▸ **Assigned task**:
Write out the data word for word and drop any picture you find.

Dataset extract START

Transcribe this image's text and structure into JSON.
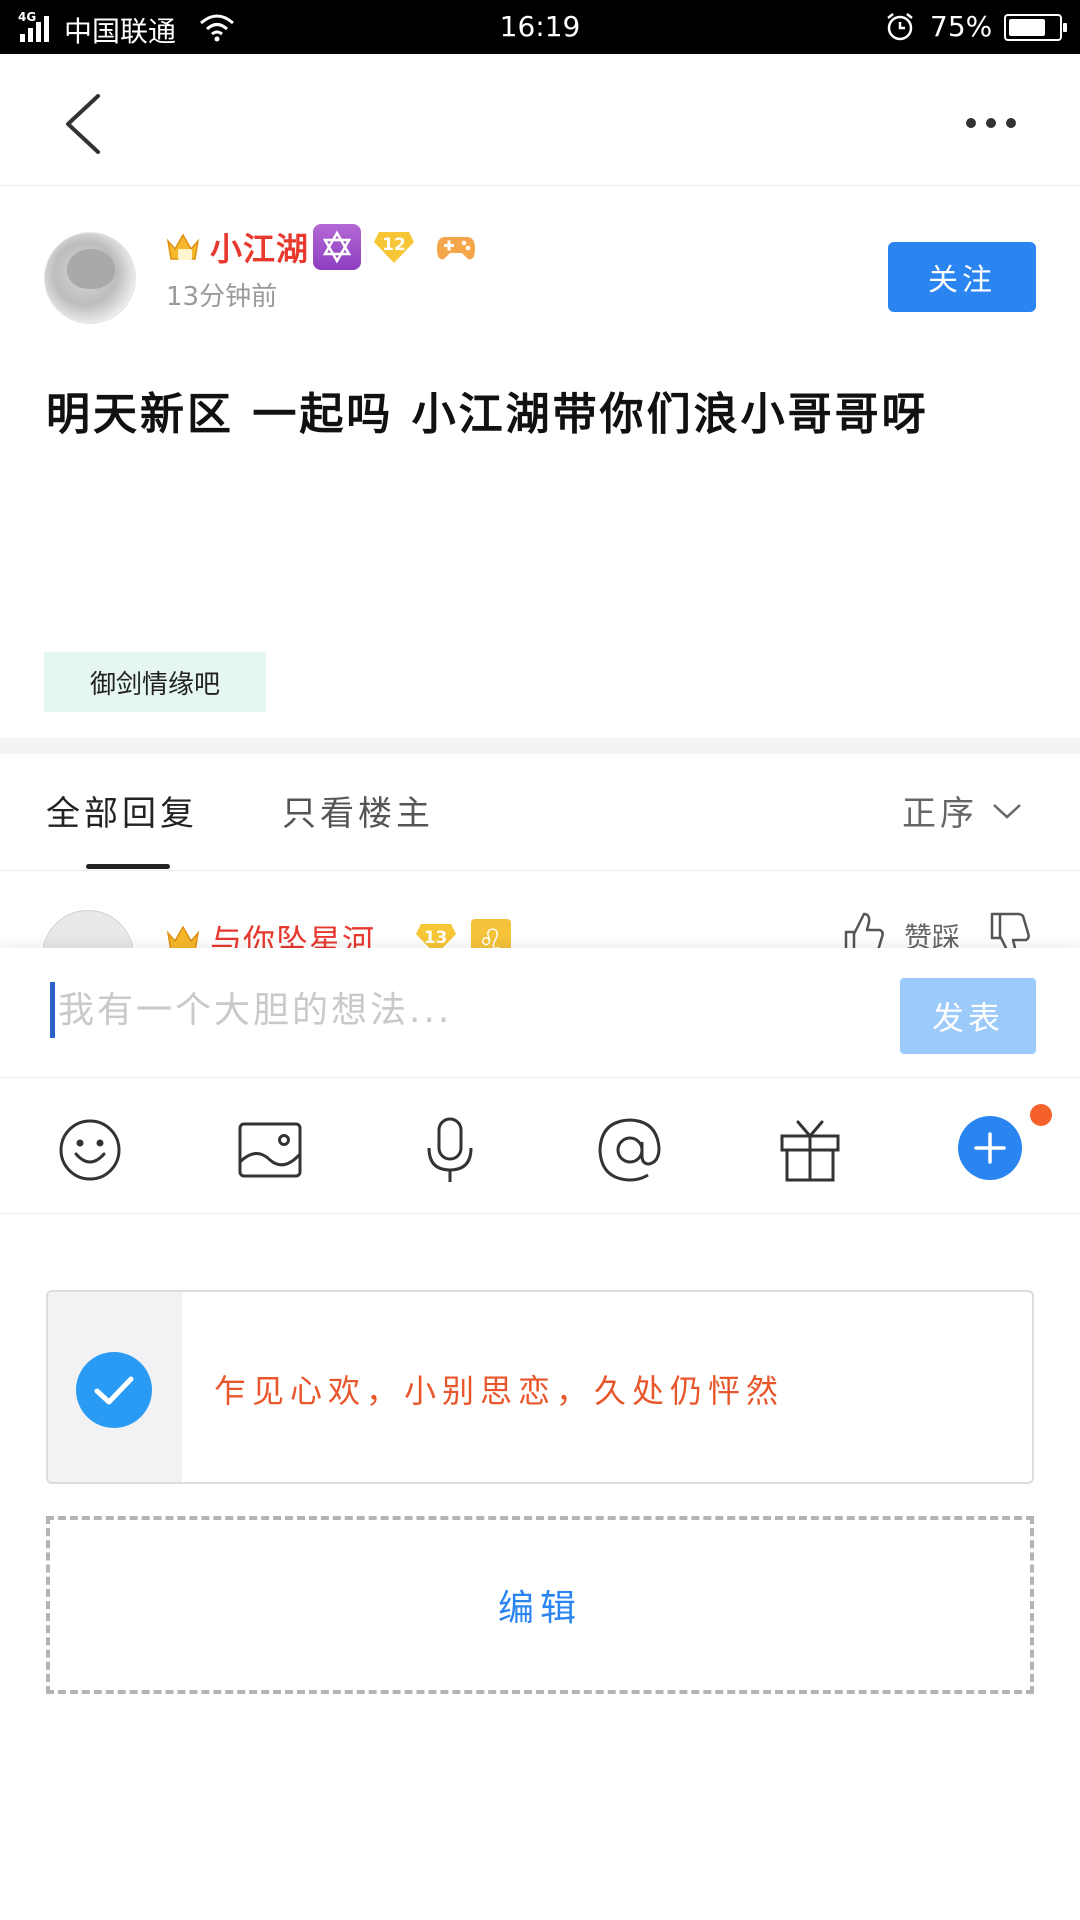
{
  "status_bar": {
    "network": "4G",
    "carrier": "中国联通",
    "time": "16:19",
    "battery": "75%",
    "battery_level": 0.75
  },
  "nav": {
    "back_icon": "chevron-left-icon",
    "more_icon": "more-dots-icon"
  },
  "post": {
    "author": "小江湖",
    "level": "12",
    "time": "13分钟前",
    "follow_label": "关注",
    "content": "明天新区 一起吗 小江湖带你们浪小哥哥呀",
    "forum_tag": "御剑情缘吧"
  },
  "tabs": {
    "all_replies": "全部回复",
    "owner_only": "只看楼主",
    "sort": "正序"
  },
  "reply": {
    "author": "与你坠星河...",
    "level": "13",
    "zodiac": "♌",
    "vote_label": "赞踩"
  },
  "compose": {
    "placeholder": "我有一个大胆的想法...",
    "publish_label": "发表",
    "toolbar": [
      "emoji-icon",
      "image-icon",
      "microphone-icon",
      "at-icon",
      "gift-icon",
      "plus-icon"
    ],
    "signature": "乍见心欢，小别思恋，久处仍怦然",
    "edit_label": "编辑"
  },
  "colors": {
    "accent": "#2b85f0",
    "username_red": "#e8392f",
    "signature_orange": "#e8562b",
    "publish_disabled": "#9ccafb"
  }
}
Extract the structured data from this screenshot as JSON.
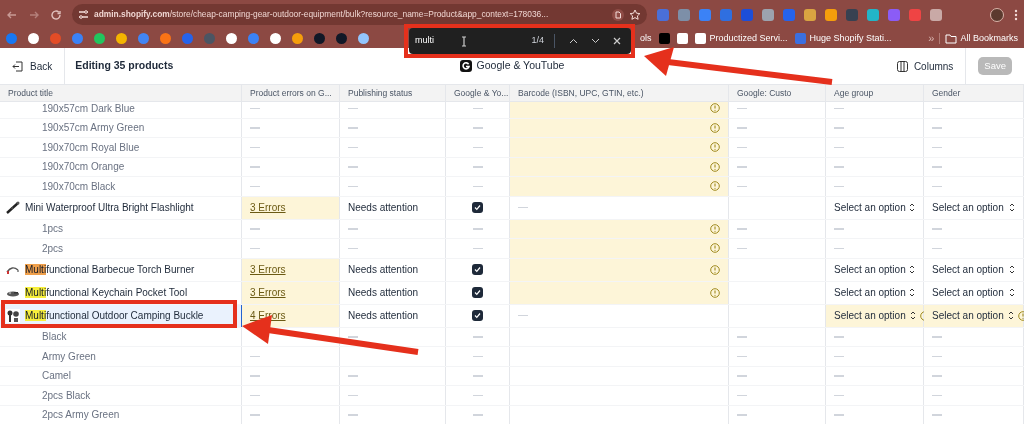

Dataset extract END

▸ **Answer to the exercise**:
Transcribe this image's text and structure into JSON.
{
  "status_bar": {
    "network": "4G",
    "carrier": "中国联通",
    "time": "16:19",
    "battery": "75%",
    "battery_level": 0.75
  },
  "nav": {
    "back_icon": "chevron-left-icon",
    "more_icon": "more-dots-icon"
  },
  "post": {
    "author": "小江湖",
    "level": "12",
    "time": "13分钟前",
    "follow_label": "关注",
    "content": "明天新区 一起吗 小江湖带你们浪小哥哥呀",
    "forum_tag": "御剑情缘吧"
  },
  "tabs": {
    "all_replies": "全部回复",
    "owner_only": "只看楼主",
    "sort": "正序"
  },
  "reply": {
    "author": "与你坠星河...",
    "level": "13",
    "zodiac": "♌",
    "vote_label": "赞踩"
  },
  "compose": {
    "placeholder": "我有一个大胆的想法...",
    "publish_label": "发表",
    "toolbar": [
      "emoji-icon",
      "image-icon",
      "microphone-icon",
      "at-icon",
      "gift-icon",
      "plus-icon"
    ],
    "signature": "乍见心欢，小别思恋，久处仍怦然",
    "edit_label": "编辑"
  },
  "colors": {
    "accent": "#2b85f0",
    "username_red": "#e8392f",
    "signature_orange": "#e8562b",
    "publish_disabled": "#9ccafb"
  }
}
Extract the structured data from this screenshot as JSON.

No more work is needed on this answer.